It may sound like a rookie mistake, but career coaches and HR experts agree that it’s a smart idea.
It might surprise you, but career experts say adding hobbies to your resume is a good idea. “It can paint a broader picture of who you are, especially when hiring managers are looking for a good cultural ‘fit’ for their company,” says Patti Fletcher, PhD, a leadership expert and the author of Disrupters: Success Strategies From Women Who Break the Mold. Here’s how to position your favorite free-time activities in a job search:
Don’t just list all your favorite things to do. Listening to jazz, hate-watching reality TV, or reading tear-inducing historical fiction might be your ideal free-time activities, but that won’t help your hiring case—unless you know for a fact that the interviewer also can’t get enough of The Nightingale. If so, put it on—it will open the door for you to relate on a different level.
Highlight activities you devote a lot of time to, such as a running club. “Listing a few hobbies makes for a more interesting, well-rounded candidate,” says Bucky Keady, senior vice president of talent at Meredith (the parent company of Real Simple). “Those outside interests then serve as an icebreaker during the interview and lead to a more compelling conversation.” Whether it’s a running club or your improv group, talk about how you make time for that hobby and why it’s important to you. “That alone demonstrates that you’re thoughtful and strategic with your time and energy,” says career coach Laura Garnett.
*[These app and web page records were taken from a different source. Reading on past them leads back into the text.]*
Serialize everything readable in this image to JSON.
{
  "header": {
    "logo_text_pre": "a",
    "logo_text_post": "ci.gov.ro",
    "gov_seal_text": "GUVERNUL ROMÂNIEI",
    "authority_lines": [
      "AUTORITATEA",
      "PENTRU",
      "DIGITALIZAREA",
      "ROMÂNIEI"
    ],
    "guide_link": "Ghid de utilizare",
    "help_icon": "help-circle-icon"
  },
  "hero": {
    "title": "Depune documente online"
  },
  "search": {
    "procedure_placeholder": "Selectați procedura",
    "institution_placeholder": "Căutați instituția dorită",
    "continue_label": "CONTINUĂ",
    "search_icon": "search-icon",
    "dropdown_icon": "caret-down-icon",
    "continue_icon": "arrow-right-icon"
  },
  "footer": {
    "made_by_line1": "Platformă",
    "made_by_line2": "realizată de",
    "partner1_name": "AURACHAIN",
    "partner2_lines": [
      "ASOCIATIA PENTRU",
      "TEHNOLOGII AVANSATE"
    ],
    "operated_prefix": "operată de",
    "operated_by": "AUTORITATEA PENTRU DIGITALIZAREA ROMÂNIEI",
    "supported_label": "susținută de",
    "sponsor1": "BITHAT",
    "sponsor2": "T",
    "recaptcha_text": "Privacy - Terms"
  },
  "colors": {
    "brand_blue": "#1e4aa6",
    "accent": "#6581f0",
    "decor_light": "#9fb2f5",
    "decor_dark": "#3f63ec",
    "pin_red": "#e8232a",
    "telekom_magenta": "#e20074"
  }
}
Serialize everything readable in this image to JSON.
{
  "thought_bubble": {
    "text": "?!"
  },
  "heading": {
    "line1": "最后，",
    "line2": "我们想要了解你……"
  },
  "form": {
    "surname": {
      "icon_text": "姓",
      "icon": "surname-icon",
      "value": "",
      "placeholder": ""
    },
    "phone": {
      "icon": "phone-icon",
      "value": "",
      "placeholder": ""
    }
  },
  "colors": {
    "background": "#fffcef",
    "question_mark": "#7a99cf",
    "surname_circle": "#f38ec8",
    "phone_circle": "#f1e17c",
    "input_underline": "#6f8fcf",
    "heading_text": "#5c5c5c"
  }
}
Play up volunteer activities, especially if you’ve spent time out of the workforce or are pivoting your career path. “Think about what skills you developed: project management, meeting challenges, learning new subjects,” says Fletcher.
In the interview, discuss the soft skills your hobbies have taught you. For example, your Etsy store proves you have the hustle and business acumen necessary to launch and maintain a side gig. “If you can connect the dots for the interviewer and show why the hobby makes you someone who should be hired for that job, put it on your résumé,” says Fletcher.